> [WHAT IS REQUIRED] A verbatim repeat of the records beneath this line is needed.

> [MATERIAL PROVIDED]
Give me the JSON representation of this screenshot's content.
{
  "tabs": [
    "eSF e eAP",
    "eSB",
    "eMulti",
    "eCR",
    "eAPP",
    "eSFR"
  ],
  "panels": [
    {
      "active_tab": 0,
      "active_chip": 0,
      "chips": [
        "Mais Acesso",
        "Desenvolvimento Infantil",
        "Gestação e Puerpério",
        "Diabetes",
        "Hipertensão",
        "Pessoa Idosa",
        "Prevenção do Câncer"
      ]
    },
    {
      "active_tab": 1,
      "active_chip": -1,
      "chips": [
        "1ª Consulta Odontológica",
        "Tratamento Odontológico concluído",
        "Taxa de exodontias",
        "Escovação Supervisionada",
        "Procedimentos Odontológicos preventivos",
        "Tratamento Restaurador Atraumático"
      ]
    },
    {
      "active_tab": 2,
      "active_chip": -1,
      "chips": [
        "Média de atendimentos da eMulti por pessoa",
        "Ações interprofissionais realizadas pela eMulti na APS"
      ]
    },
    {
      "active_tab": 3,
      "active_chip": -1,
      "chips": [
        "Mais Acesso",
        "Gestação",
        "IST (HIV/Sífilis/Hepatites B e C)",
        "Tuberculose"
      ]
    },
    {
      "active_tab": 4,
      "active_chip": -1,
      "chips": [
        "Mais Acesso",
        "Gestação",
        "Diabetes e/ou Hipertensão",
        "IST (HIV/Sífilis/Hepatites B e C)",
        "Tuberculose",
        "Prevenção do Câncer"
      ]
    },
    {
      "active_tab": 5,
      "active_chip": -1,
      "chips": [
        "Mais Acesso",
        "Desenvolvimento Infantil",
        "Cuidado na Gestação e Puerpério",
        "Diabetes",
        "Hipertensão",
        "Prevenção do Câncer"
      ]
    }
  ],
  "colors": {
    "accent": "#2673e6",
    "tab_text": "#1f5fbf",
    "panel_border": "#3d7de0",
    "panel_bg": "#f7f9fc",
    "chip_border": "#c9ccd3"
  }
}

> [FINISHED TASK]
Give me the JSON representation of this screenshot's content.
{
  "tabs": [
    "eSF e eAP",
    "eSB",
    "eMulti",
    "eCR",
    "eAPP",
    "eSFR"
  ],
  "panels": [
    {
      "active_tab": 0,
      "active_chip": 0,
      "chips": [
        "Mais Acesso",
        "Desenvolvimento Infantil",
        "Gestação e Puerpério",
        "Diabetes",
        "Hipertensão",
        "Pessoa Idosa",
        "Prevenção do Câncer"
      ]
    },
    {
      "active_tab": 1,
      "active_chip": -1,
      "chips": [
        "1ª Consulta Odontológica",
        "Tratamento Odontológico concluído",
        "Taxa de exodontias",
        "Escovação Supervisionada",
        "Procedimentos Odontológicos preventivos",
        "Tratamento Restaurador Atraumático"
      ]
    },
    {
      "active_tab": 2,
      "active_chip": -1,
      "chips": [
        "Média de atendimentos da eMulti por pessoa",
        "Ações interprofissionais realizadas pela eMulti na APS"
      ]
    },
    {
      "active_tab": 3,
      "active_chip": -1,
      "chips": [
        "Mais Acesso",
        "Gestação",
        "IST (HIV/Sífilis/Hepatites B e C)",
        "Tuberculose"
      ]
    },
    {
      "active_tab": 4,
      "active_chip": -1,
      "chips": [
        "Mais Acesso",
        "Gestação",
        "Diabetes e/ou Hipertensão",
        "IST (HIV/Sífilis/Hepatites B e C)",
        "Tuberculose",
        "Prevenção do Câncer"
      ]
    },
    {
      "active_tab": 5,
      "active_chip": -1,
      "chips": [
        "Mais Acesso",
        "Desenvolvimento Infantil",
        "Cuidado na Gestação e Puerpério",
        "Diabetes",
        "Hipertensão",
        "Prevenção do Câncer"
      ]
    }
  ],
  "colors": {
    "accent": "#2673e6",
    "tab_text": "#1f5fbf",
    "panel_border": "#3d7de0",
    "panel_bg": "#f7f9fc",
    "chip_border": "#c9ccd3"
  }
}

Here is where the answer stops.